Brexit could impact all these locational advantages, but it remains unclear at this point which areas will be affected and how. It is unlikely there will be an exodus. London will retain an active ecosystem. However, new ventures will be much more likely to open shop elsewhere. Start-ups focused on the financial sector, so-called Fintechs, are a special case. Depending on what the UK negotiates with the EU in terms of passporting rights, Brexit could lead to an exodus of Fintechs to other European financial capitals.
So if London does lose some of its natural advantages with time, where else in the EU would a new business start-up, or an existing one relocate to? And if businesses do leave, what role does the UK still play in the business model?

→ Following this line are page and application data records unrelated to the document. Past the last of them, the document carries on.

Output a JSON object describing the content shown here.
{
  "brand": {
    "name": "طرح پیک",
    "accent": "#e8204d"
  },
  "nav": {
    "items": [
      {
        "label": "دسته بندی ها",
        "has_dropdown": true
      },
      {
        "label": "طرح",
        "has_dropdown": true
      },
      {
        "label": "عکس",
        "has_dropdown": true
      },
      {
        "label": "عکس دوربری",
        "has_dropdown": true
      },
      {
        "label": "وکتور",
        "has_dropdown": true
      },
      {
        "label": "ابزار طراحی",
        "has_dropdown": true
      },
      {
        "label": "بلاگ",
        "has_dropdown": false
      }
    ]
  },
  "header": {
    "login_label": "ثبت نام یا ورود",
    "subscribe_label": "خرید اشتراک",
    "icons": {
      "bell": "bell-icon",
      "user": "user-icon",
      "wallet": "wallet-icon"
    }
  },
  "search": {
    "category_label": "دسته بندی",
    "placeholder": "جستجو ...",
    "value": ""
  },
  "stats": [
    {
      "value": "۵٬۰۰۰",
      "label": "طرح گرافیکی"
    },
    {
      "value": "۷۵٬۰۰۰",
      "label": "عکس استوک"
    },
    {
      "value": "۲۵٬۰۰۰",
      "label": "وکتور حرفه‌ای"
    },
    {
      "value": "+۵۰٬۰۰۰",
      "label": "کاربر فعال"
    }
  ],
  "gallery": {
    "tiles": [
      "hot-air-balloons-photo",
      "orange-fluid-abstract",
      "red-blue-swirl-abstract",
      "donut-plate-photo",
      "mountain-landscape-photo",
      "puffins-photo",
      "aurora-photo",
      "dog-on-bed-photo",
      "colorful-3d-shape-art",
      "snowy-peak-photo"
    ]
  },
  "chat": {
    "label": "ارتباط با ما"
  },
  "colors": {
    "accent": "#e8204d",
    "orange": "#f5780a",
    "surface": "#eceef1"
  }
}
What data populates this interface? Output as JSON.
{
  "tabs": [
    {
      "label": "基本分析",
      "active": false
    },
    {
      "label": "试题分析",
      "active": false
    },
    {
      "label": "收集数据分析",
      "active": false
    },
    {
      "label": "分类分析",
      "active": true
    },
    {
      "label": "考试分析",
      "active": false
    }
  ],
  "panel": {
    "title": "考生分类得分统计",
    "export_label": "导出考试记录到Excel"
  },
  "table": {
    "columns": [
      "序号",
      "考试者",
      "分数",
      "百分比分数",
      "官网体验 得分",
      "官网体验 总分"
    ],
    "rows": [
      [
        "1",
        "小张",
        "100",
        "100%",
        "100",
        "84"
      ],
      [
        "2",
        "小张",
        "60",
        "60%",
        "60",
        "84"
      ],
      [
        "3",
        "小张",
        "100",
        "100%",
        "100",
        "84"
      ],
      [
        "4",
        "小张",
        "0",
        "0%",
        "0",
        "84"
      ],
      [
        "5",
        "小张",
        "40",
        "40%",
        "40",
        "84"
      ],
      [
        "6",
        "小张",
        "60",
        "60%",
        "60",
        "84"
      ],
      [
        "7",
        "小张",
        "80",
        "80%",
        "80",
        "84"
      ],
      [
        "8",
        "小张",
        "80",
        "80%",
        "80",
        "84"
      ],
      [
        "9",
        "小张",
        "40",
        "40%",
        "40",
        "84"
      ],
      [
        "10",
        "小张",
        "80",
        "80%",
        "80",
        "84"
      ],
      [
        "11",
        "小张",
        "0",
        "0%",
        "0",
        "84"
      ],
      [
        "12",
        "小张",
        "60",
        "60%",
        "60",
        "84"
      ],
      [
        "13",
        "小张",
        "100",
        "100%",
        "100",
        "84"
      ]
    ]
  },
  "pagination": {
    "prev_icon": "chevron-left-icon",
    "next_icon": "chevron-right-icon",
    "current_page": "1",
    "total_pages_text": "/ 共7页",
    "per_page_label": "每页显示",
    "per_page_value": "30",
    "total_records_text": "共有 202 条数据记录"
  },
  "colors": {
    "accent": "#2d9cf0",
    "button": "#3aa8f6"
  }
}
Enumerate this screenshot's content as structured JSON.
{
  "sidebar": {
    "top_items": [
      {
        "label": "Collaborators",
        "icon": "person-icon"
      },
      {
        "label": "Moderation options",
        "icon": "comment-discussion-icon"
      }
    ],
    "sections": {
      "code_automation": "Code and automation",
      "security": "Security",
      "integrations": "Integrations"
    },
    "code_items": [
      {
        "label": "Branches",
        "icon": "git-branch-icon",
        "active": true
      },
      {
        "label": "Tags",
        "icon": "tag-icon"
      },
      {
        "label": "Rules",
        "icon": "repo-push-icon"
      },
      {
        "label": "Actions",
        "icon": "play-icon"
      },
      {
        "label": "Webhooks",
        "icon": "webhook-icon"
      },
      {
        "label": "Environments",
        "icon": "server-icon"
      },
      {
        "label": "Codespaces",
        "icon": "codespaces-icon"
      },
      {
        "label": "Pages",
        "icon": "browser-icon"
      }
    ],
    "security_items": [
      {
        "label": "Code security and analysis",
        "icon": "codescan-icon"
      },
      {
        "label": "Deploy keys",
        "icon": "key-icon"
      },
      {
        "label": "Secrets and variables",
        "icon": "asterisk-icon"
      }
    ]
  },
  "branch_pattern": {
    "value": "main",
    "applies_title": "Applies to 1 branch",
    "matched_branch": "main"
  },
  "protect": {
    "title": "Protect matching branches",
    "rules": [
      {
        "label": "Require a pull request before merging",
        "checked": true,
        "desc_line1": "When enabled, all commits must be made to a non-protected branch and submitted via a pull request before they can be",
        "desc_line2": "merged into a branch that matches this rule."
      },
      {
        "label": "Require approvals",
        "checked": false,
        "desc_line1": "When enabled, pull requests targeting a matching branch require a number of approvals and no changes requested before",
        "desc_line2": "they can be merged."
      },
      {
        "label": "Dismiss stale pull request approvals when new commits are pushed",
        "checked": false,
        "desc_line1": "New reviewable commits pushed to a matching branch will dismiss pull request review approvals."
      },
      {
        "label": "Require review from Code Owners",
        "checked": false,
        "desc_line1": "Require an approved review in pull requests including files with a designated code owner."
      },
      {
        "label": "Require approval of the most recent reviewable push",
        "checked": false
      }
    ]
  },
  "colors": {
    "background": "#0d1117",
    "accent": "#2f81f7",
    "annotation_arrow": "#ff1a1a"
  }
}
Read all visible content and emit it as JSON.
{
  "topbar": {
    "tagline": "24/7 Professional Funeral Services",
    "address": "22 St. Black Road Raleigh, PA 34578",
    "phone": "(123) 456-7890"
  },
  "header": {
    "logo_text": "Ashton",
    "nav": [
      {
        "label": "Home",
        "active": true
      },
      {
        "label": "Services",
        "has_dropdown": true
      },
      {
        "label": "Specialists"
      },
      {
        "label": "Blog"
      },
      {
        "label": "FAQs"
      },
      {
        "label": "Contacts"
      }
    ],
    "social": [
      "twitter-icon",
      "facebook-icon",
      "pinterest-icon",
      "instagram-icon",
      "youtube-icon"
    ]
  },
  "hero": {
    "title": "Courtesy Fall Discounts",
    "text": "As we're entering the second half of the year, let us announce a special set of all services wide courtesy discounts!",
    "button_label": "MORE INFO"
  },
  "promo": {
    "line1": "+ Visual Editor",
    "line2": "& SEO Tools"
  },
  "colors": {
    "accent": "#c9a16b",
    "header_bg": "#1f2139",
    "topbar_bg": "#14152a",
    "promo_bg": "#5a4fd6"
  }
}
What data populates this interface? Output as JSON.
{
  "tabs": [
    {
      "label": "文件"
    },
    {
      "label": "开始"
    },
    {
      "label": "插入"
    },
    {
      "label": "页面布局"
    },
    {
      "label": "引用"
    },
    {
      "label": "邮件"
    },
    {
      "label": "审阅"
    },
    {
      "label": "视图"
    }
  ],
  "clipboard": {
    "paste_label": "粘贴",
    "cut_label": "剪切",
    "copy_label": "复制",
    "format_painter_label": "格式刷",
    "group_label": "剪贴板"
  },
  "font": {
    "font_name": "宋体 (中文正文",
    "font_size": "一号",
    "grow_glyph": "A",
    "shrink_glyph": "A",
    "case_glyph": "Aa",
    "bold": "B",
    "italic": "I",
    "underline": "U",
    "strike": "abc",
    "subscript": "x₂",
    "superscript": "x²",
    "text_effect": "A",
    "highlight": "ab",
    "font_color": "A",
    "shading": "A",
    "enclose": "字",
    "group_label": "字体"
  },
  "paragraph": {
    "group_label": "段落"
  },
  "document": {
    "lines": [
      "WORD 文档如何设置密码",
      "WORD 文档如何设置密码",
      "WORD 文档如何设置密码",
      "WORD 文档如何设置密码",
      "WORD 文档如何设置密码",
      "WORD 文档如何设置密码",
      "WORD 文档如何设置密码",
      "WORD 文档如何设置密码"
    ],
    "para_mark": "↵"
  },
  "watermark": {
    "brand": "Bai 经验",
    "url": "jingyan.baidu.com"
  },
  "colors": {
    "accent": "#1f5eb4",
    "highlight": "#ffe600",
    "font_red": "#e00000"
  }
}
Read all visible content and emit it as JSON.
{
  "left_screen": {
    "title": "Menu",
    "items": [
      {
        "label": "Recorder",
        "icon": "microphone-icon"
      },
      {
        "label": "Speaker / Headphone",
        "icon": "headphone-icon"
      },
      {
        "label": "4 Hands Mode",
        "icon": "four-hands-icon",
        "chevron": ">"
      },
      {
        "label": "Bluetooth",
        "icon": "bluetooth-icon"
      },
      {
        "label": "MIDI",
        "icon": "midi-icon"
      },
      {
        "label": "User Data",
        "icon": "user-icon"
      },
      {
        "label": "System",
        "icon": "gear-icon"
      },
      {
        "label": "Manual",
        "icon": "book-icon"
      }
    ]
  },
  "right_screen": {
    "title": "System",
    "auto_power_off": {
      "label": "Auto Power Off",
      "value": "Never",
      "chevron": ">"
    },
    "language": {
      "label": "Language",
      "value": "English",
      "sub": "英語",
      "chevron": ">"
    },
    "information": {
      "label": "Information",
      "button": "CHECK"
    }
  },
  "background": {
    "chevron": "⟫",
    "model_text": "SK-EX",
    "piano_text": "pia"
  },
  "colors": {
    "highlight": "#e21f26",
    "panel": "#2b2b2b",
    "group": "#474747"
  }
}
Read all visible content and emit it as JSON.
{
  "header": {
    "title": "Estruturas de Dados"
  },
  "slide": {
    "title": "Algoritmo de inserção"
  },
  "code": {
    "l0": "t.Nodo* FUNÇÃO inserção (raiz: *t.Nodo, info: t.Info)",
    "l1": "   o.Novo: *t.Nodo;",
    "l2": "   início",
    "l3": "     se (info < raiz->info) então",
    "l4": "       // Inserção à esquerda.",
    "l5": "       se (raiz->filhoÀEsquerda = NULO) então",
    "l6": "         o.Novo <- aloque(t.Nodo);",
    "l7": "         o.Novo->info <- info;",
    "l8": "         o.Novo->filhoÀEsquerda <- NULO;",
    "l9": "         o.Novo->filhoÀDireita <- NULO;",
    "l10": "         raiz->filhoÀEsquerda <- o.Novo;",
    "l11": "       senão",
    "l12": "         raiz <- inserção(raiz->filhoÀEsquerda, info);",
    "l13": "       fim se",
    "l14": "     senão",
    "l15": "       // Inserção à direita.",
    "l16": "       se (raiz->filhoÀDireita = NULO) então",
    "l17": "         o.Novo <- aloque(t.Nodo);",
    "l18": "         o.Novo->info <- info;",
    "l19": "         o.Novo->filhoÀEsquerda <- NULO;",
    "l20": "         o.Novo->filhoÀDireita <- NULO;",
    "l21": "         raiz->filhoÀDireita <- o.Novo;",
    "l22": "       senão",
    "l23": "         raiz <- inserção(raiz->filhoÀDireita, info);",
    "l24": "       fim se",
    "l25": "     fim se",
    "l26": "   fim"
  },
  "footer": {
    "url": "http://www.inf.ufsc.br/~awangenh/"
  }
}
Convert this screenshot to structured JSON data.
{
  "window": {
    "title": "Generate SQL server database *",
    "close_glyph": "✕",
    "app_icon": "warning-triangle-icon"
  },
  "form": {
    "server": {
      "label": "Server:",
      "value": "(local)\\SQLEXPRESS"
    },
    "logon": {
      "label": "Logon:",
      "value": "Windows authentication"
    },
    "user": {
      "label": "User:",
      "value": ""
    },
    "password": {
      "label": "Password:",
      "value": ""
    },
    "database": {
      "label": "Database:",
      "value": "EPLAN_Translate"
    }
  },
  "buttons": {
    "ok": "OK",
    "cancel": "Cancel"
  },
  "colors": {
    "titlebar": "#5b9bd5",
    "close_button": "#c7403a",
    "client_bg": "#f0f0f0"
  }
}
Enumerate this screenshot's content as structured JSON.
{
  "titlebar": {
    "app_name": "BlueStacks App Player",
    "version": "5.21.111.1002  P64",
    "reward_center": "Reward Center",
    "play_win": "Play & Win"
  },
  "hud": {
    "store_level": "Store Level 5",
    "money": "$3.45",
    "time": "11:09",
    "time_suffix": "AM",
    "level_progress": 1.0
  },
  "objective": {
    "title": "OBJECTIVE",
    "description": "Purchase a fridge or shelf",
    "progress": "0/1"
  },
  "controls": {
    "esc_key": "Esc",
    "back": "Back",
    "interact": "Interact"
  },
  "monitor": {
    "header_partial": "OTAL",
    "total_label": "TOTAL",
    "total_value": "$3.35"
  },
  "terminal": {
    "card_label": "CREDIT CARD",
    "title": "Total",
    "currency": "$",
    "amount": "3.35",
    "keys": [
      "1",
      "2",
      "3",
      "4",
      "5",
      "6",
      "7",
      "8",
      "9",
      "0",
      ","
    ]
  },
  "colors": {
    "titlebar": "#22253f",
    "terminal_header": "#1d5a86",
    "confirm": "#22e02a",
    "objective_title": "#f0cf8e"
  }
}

For new ventures, Berlin has certainly become more attractive, at least for a certain group of founders: “I do expect more young single British founders to start their company in Berlin, for the low cost of living and easy access to the rest of Europe,” Rob Moffat, a partner at Balderton Capital, told the Guardian. In terms of international talent, Berlin is definitely on the rise. Walk the streets of the city in Kreuzberg or Mitte, and you will hear just as much English, Spanish or Italian as you will hear German. And with a strong industrial network and world class research bodies such as the Fraunhofer and Max Planck institutes, Berlin has a real edge over London.
The idea of moving to Berlin may be nice on paper. But relocating is a big step for any company to take. And will probably only be worth the hassle when the details of the UK-EU deal post Brexit become clearer. Similarly, there are question marks over how strong the UK economy will be in future. Many entrepreneurs will want to ‘wait and see’ if economic growth is maintained or if it slips, rather than make the jump now. Moving costs money, and you risk disrupting any momentum you have built.
Most venture capitalists operate internationally anyway, so a new European start up scene spread over many different countries wouldn’t prove too much of a headache. And the UK could still benefit. However, one important source of funds could quickly dry out for future fundraising rounds. The European Investment Fund is an EU backed investment vehicle that invests regularly in venture capital funds. Depending on the deal the UK strikes with the EU for a post-Brexit relationship, venture capital funds might lose out if they are shut out.
And even if an exodus from London sets in, it isn’t a given that Berlin will get a dominant slice of the cake. It is more likely businesses will spread throughout Europe, to destinations that provide an edge in their specific sector. Frankfurt for Fintechs, Berlin for consumer start-ups and gaming, Paris, Milan, Amsterdam and other cities will develop unique strengths as well.
For quite a while now, London has been able to make the strongest case for being THE European start-up capital. It’s topped the league tables when it comes to deals and funding. But Brexit may change all that. It will increase competition between EU member states to attract talent and technology in a post-Brexit Europe. For a long time, the start-up and venture capital scene has been looking for ‘the’ European alternative to the Silicon Valley. Now there may be the chance for several, not just one, alternatives to emerge. Cities across Europe will want to take that opportunity.
Originally published at www.cnc-communications.com on August 4, 2016.